• Your assignment
Return only those lines of the listing in which "time" appears.
'''
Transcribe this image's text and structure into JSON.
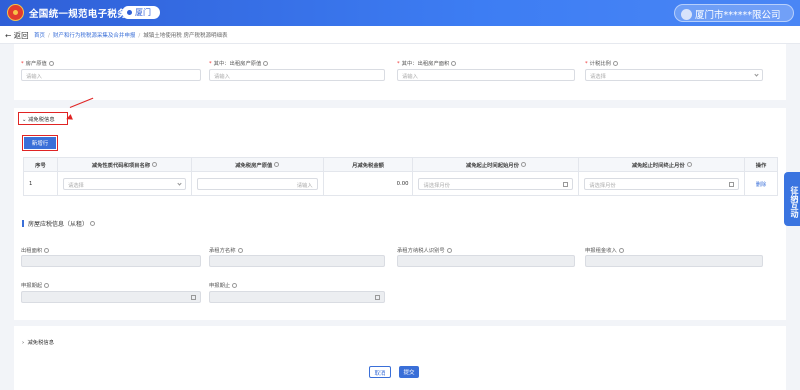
{
  "header": {
    "site_title": "全国统一规范电子税务局",
    "city": "厦门",
    "user": "厦门市******限公司"
  },
  "nav": {
    "back": "返回",
    "breadcrumbs": [
      "首页",
      "财产和行为税税源采集及合并申报",
      "城镇土地使用税 房产税税源明细表"
    ]
  },
  "top_form": {
    "fields": [
      {
        "label": "房产原值",
        "placeholder": "请输入",
        "required": true
      },
      {
        "label": "其中：出租房产原值",
        "placeholder": "请输入",
        "required": true
      },
      {
        "label": "其中：出租房产面积",
        "placeholder": "请输入",
        "required": true
      },
      {
        "label": "计税比例",
        "placeholder": "请选择",
        "required": true
      }
    ]
  },
  "reduction_section": {
    "title": "减免税信息",
    "add_button": "新增行",
    "columns": [
      "序号",
      "减免性质代码和项目名称",
      "减免税房产原值",
      "月减免税金额",
      "减免起止时间起始月份",
      "减免起止时间终止月份",
      "操作"
    ],
    "rows": [
      {
        "index": "1",
        "code_placeholder": "请选择",
        "value_placeholder": "请输入",
        "monthly_amount": "0.00",
        "start_placeholder": "请选择月份",
        "end_placeholder": "请选择月份",
        "action": "删除"
      }
    ]
  },
  "rental_section": {
    "title": "房屋应税信息（从租）",
    "fields_row1": [
      "出租面积",
      "承租方名称",
      "承租方纳税人识别号",
      "申报租金收入"
    ],
    "fields_row2": [
      "申报期起",
      "申报期止"
    ]
  },
  "collapsed_section": {
    "title": "减免税信息"
  },
  "footer": {
    "cancel": "取消",
    "submit": "提交"
  },
  "float_widget": {
    "label": "征纳互动"
  },
  "colors": {
    "primary": "#3a6fd8",
    "header": "#2f5fd7",
    "highlight": "#e02424"
  }
}
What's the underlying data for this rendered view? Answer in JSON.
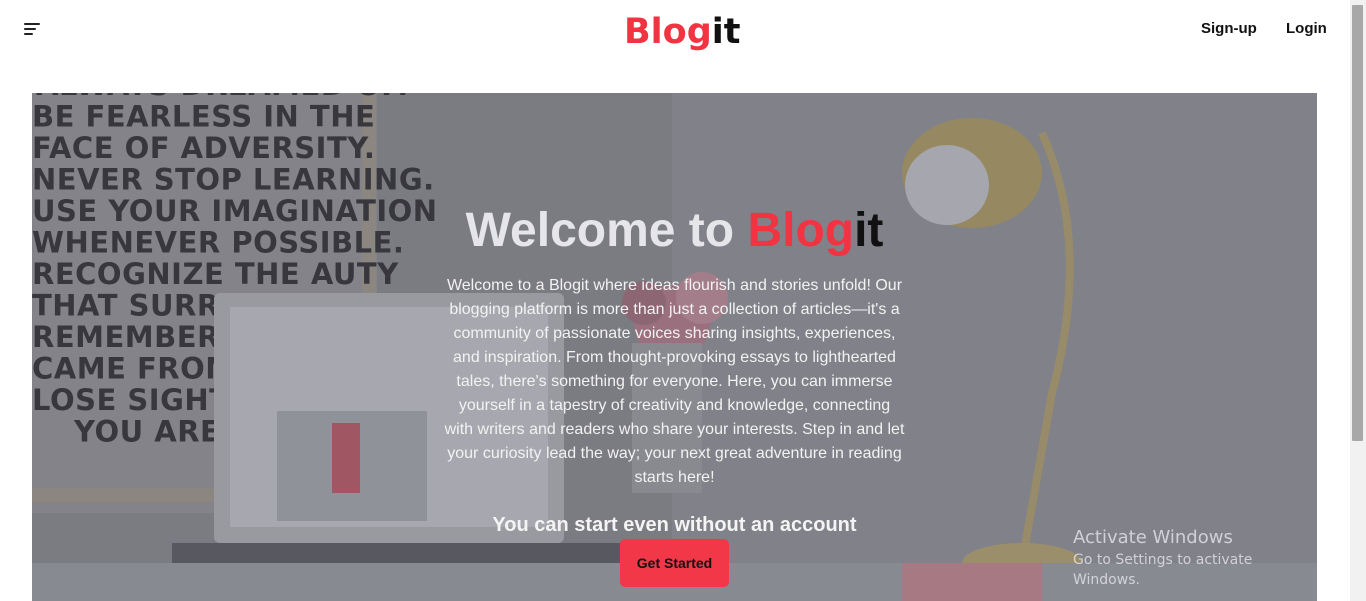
{
  "header": {
    "menu_icon": "hamburger-menu-icon",
    "logo_part1": "Blog",
    "logo_part2": "it",
    "signup_label": "Sign-up",
    "login_label": "Login"
  },
  "hero": {
    "title_prefix": "Welcome to ",
    "title_brand_part1": "Blog",
    "title_brand_part2": "it",
    "description": "Welcome to a Blogit where ideas flourish and stories unfold! Our blogging platform is more than just a collection of articles—it's a community of passionate voices sharing insights, experiences, and inspiration. From thought-provoking essays to lighthearted tales, there's something for everyone. Here, you can immerse yourself in a tapestry of creativity and knowledge, connecting with writers and readers who share your interests. Step in and let your curiosity lead the way; your next great adventure in reading starts here!",
    "subheading": "You can start even without an account",
    "cta_label": "Get Started",
    "poster_lines": [
      "ALWAYS DREAMED OF.",
      "BE FEARLESS IN THE",
      "FACE OF ADVERSITY.",
      "NEVER STOP LEARNING.",
      "USE YOUR IMAGINATION",
      "WHENEVER POSSIBLE.",
      "RECOGNIZE THE  AUTY",
      "THAT SURROUND",
      "REMEMBER WHI",
      "CAME FROM, BU",
      "LOSE SIGHT OF",
      "YOU ARE GO"
    ]
  },
  "watermark": {
    "line1": "Activate Windows",
    "line2": "Go to Settings to activate Windows."
  },
  "colors": {
    "brand_red": "#f23342",
    "cta_bg": "#f23848"
  }
}
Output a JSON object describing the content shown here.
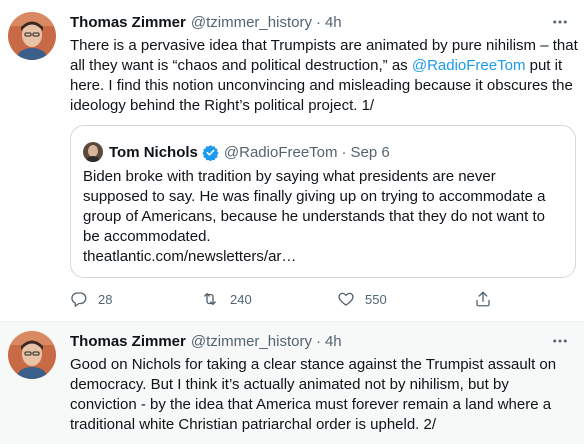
{
  "tweets": [
    {
      "author_name": "Thomas Zimmer",
      "handle": "@tzimmer_history",
      "separator": "·",
      "time": "4h",
      "text_lines": [
        "There is a pervasive idea that Trumpists are animated by pure nihilism – that",
        "all they want is “chaos and political destruction,” as ",
        "@RadioFreeTom",
        " put it",
        "here. I find this notion unconvincing and misleading because it obscures the",
        "ideology behind the Right’s political project. 1/"
      ],
      "quote": {
        "author_name": "Tom Nichols",
        "handle": "@RadioFreeTom",
        "separator": "·",
        "date": "Sep 6",
        "text_lines": [
          "Biden broke with tradition by saying what presidents are never",
          "supposed to say. He was finally giving up on trying to accommodate a",
          "group of Americans, because he understands that they do not want to",
          "be accommodated."
        ],
        "link": "theatlantic.com/newsletters/ar…"
      },
      "actions": {
        "replies": "28",
        "retweets": "240",
        "likes": "550"
      }
    },
    {
      "author_name": "Thomas Zimmer",
      "handle": "@tzimmer_history",
      "separator": "·",
      "time": "4h",
      "text_lines": [
        "Good on Nichols for taking a clear stance against the Trumpist assault on",
        "democracy. But I think it’s actually animated not by nihilism, but by",
        "conviction - by the idea that America must forever remain a land where a",
        "traditional white Christian patriarchal order is upheld. 2/"
      ]
    }
  ],
  "icons": {
    "more": "more-horizontal-icon",
    "reply": "reply-icon",
    "retweet": "retweet-icon",
    "like": "heart-icon",
    "share": "share-icon",
    "verified": "verified-badge-icon"
  },
  "colors": {
    "accent": "#1d9bf0",
    "secondary_text": "#536471",
    "border": "#cfd9de",
    "thread_bg": "#f7f9f9"
  }
}
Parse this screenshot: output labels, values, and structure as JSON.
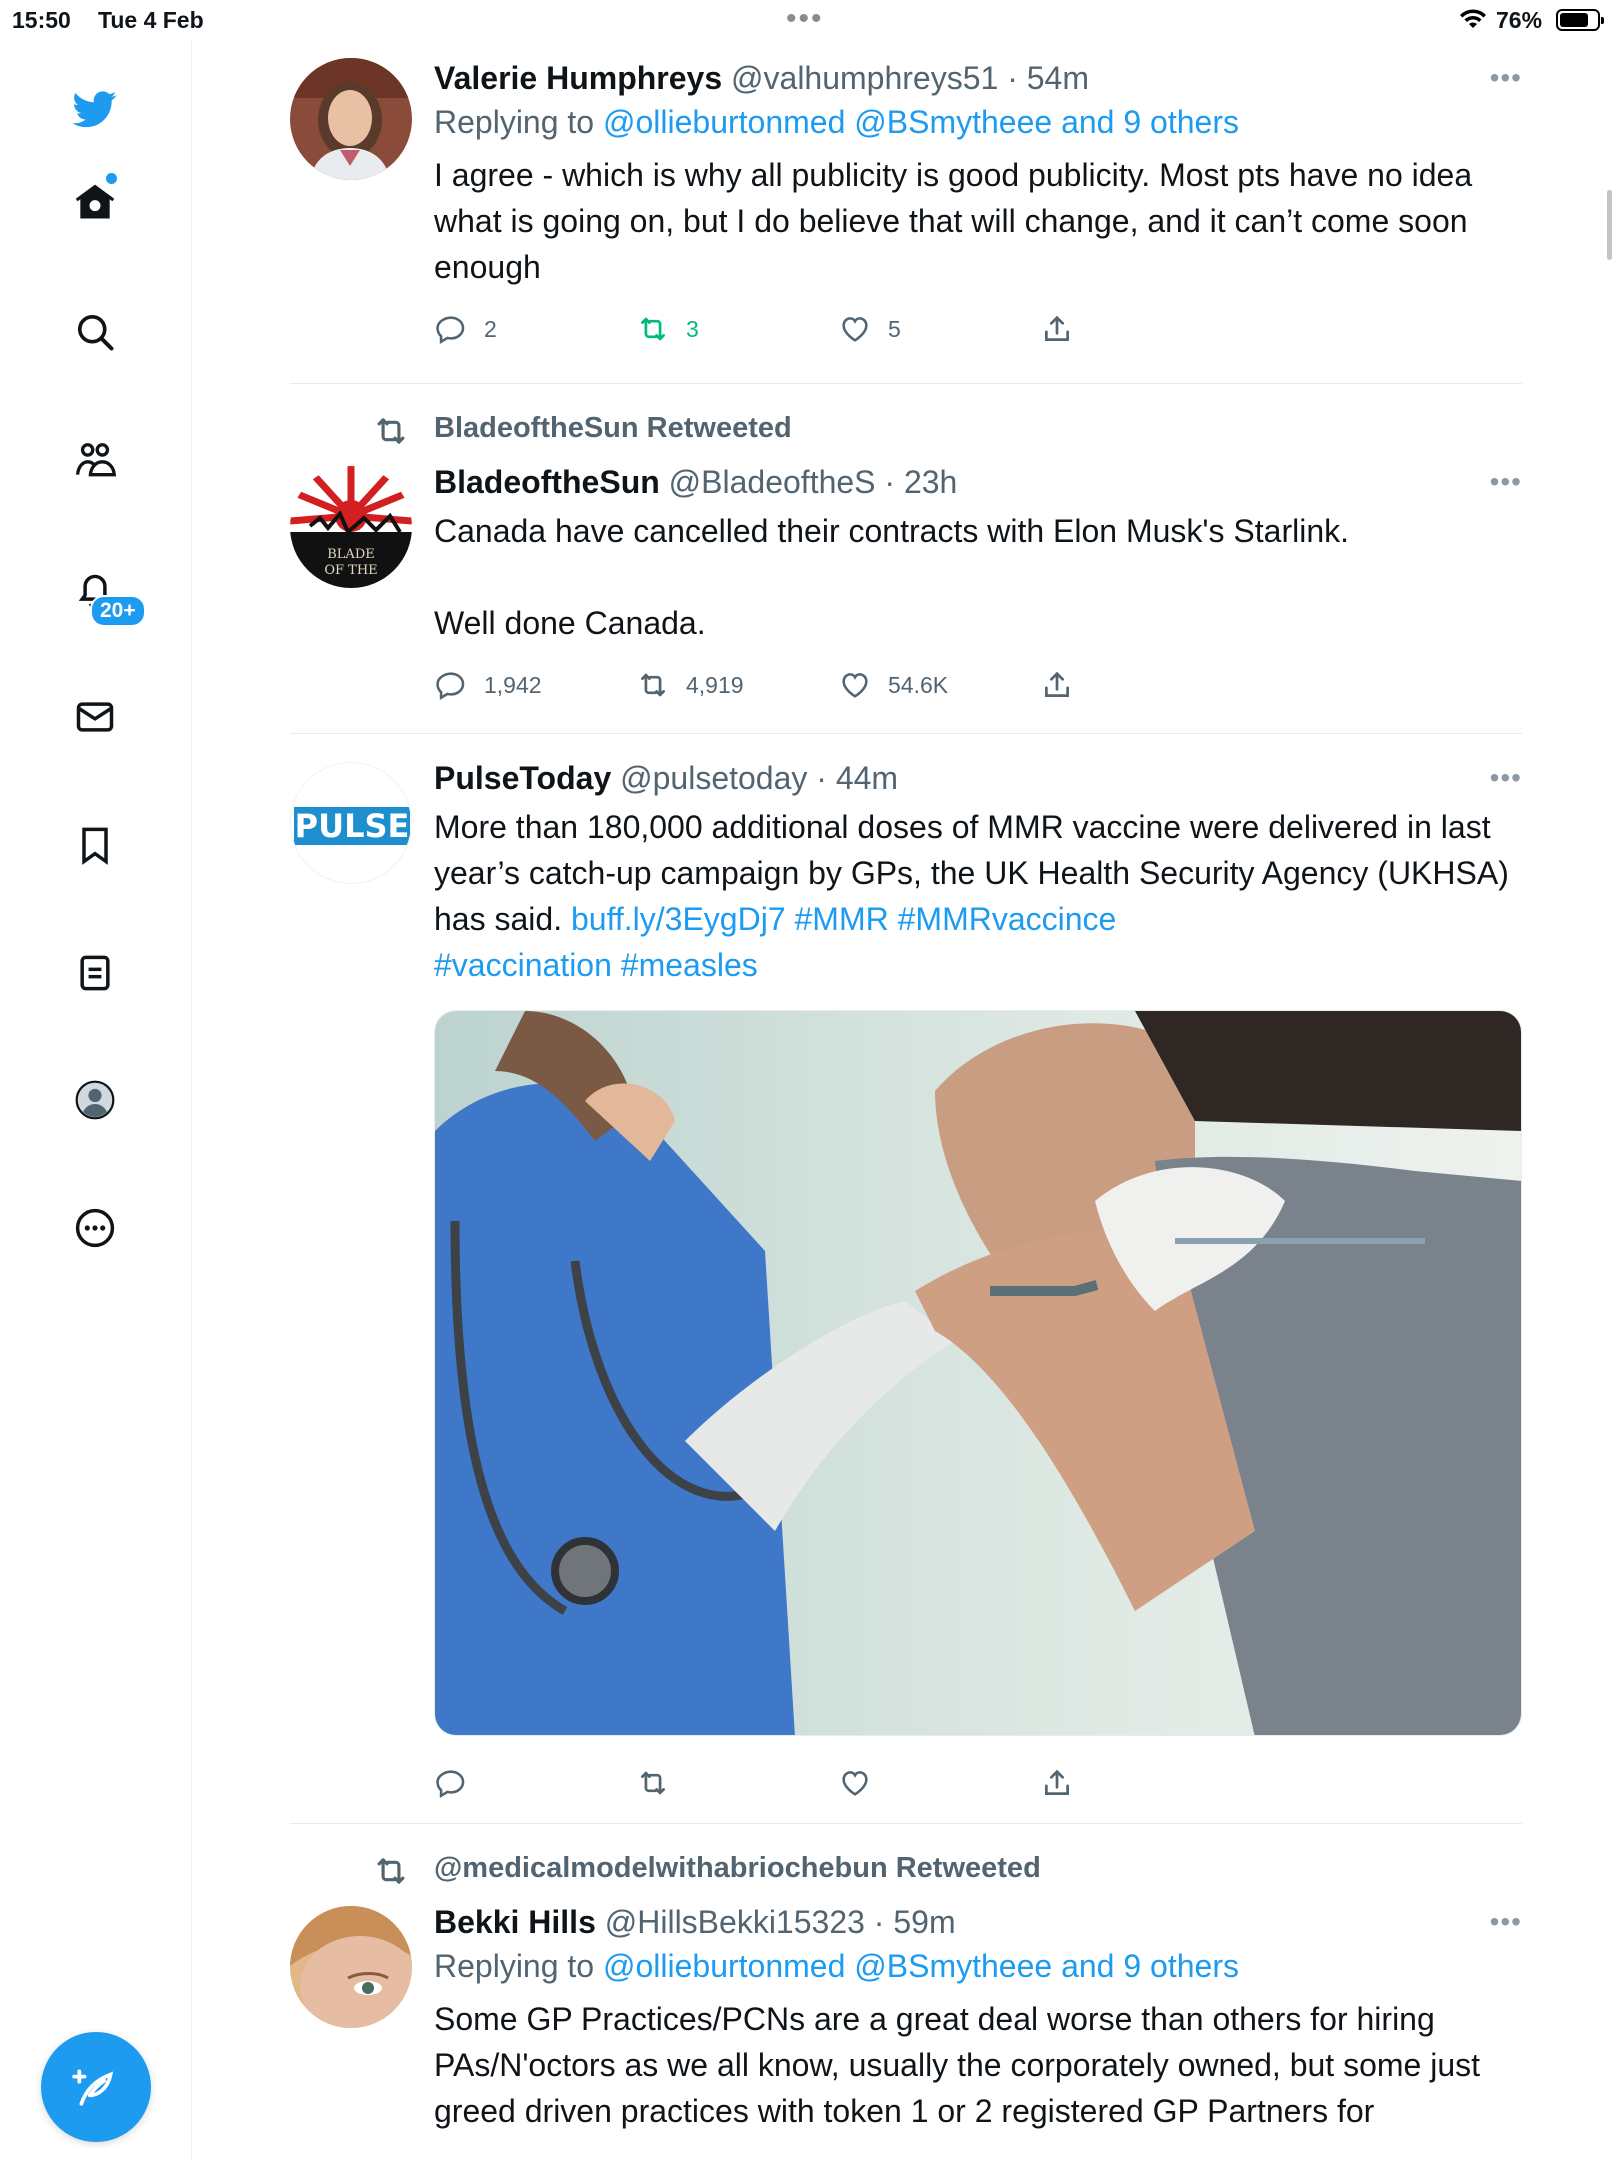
{
  "status_bar": {
    "time": "15:50",
    "date": "Tue 4 Feb",
    "battery_percent": "76%"
  },
  "sidebar": {
    "notifications_badge": "20+",
    "accent_color": "#1d9bf0",
    "items": [
      "twitter-logo-icon",
      "home-icon",
      "search-icon",
      "communities-icon",
      "notifications-icon",
      "messages-icon",
      "bookmarks-icon",
      "lists-icon",
      "profile-icon",
      "more-icon"
    ]
  },
  "tweets": [
    {
      "name": "Valerie Humphreys",
      "handle": "@valhumphreys51",
      "time": "54m",
      "meta": "@valhumphreys51 · 54m",
      "reply_prefix": "Replying to ",
      "reply_targets": "@ollieburtonmed @BSmytheee and 9 others",
      "text": "I agree - which is why all publicity is good publicity. Most pts have no idea what is going on, but I do believe that will change, and it can’t come soon enough",
      "replies": "2",
      "retweets": "3",
      "likes": "5"
    },
    {
      "retweeted_by": "BladeoftheSun Retweeted",
      "name": "BladeoftheSun",
      "handle": "@BladeoftheS",
      "time": "23h",
      "meta": "@BladeoftheS · 23h",
      "text_line1": "Canada have cancelled their contracts with Elon Musk's Starlink.",
      "text_line2": "Well done Canada.",
      "avatar_text": "BLADE OF THE",
      "replies": "1,942",
      "retweets": "4,919",
      "likes": "54.6K"
    },
    {
      "name": "PulseToday",
      "handle": "@pulsetoday",
      "time": "44m",
      "meta": "@pulsetoday · 44m",
      "avatar_text": "PULSE",
      "text": "More than 180,000 additional doses of MMR vaccine were delivered in last year’s catch-up campaign by GPs, the UK Health Security Agency (UKHSA) has said. ",
      "link": "buff.ly/3EygDj7",
      "hashtags1": " #MMR #MMRvaccince",
      "hashtags2": "#vaccination #measles"
    },
    {
      "retweeted_by": "@medicalmodelwithabriochebun Retweeted",
      "name": "Bekki Hills",
      "handle": "@HillsBekki15323",
      "time": "59m",
      "meta": "@HillsBekki15323 · 59m",
      "reply_prefix": "Replying to ",
      "reply_targets": "@ollieburtonmed @BSmytheee and 9 others",
      "text": "Some GP Practices/PCNs are a great deal worse than others for hiring PAs/N'octors as we all know, usually the corporately owned, but some just greed driven practices with token 1 or 2 registered GP Partners for"
    }
  ]
}
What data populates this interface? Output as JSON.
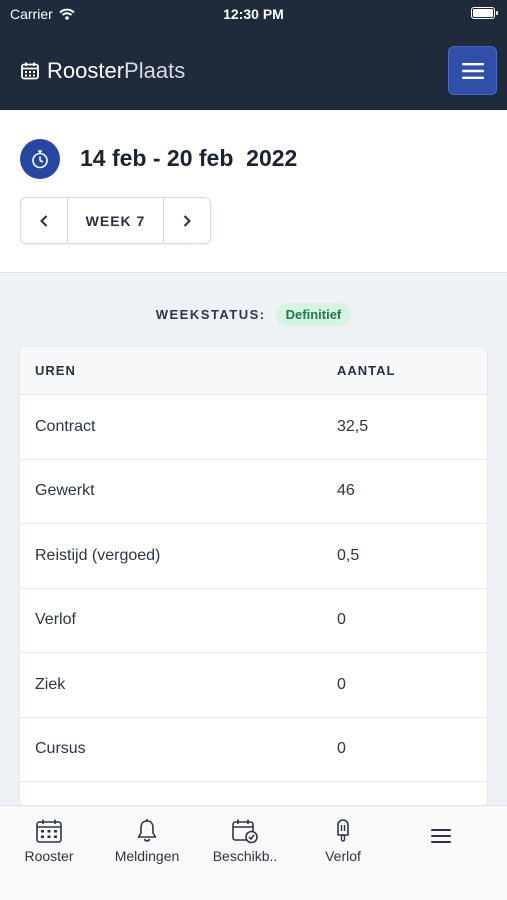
{
  "status_bar": {
    "carrier": "Carrier",
    "time": "12:30 PM"
  },
  "app": {
    "brand_part1": "Rooster",
    "brand_part2": "Plaats"
  },
  "week": {
    "date_range": "14 feb - 20 feb",
    "year": "2022",
    "week_label": "WEEK 7"
  },
  "week_status": {
    "label": "WEEKSTATUS:",
    "value": "Definitief"
  },
  "table": {
    "headers": [
      "UREN",
      "AANTAL"
    ],
    "rows": [
      {
        "label": "Contract",
        "value": "32,5"
      },
      {
        "label": "Gewerkt",
        "value": "46"
      },
      {
        "label": "Reistijd (vergoed)",
        "value": "0,5"
      },
      {
        "label": "Verlof",
        "value": "0"
      },
      {
        "label": "Ziek",
        "value": "0"
      },
      {
        "label": "Cursus",
        "value": "0"
      }
    ]
  },
  "tabs": [
    {
      "label": "Rooster",
      "icon": "calendar-icon"
    },
    {
      "label": "Meldingen",
      "icon": "bell-icon"
    },
    {
      "label": "Beschikb..",
      "icon": "calendar-check-icon"
    },
    {
      "label": "Verlof",
      "icon": "popsicle-icon"
    },
    {
      "label": "",
      "icon": "hamburger-icon"
    }
  ],
  "colors": {
    "header_bg": "#1f2a3a",
    "accent": "#2f4fa8",
    "status_badge_bg": "#d6f4e2",
    "status_badge_text": "#1f7a46"
  }
}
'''
• Exercise response
      "time": "4h",
      "time": "4h",
    "time": "15:50",
      "time": "54m",
      "time": "23h",
      "time": "44m",
      "time": "59m",
    "time": "12:30 PM"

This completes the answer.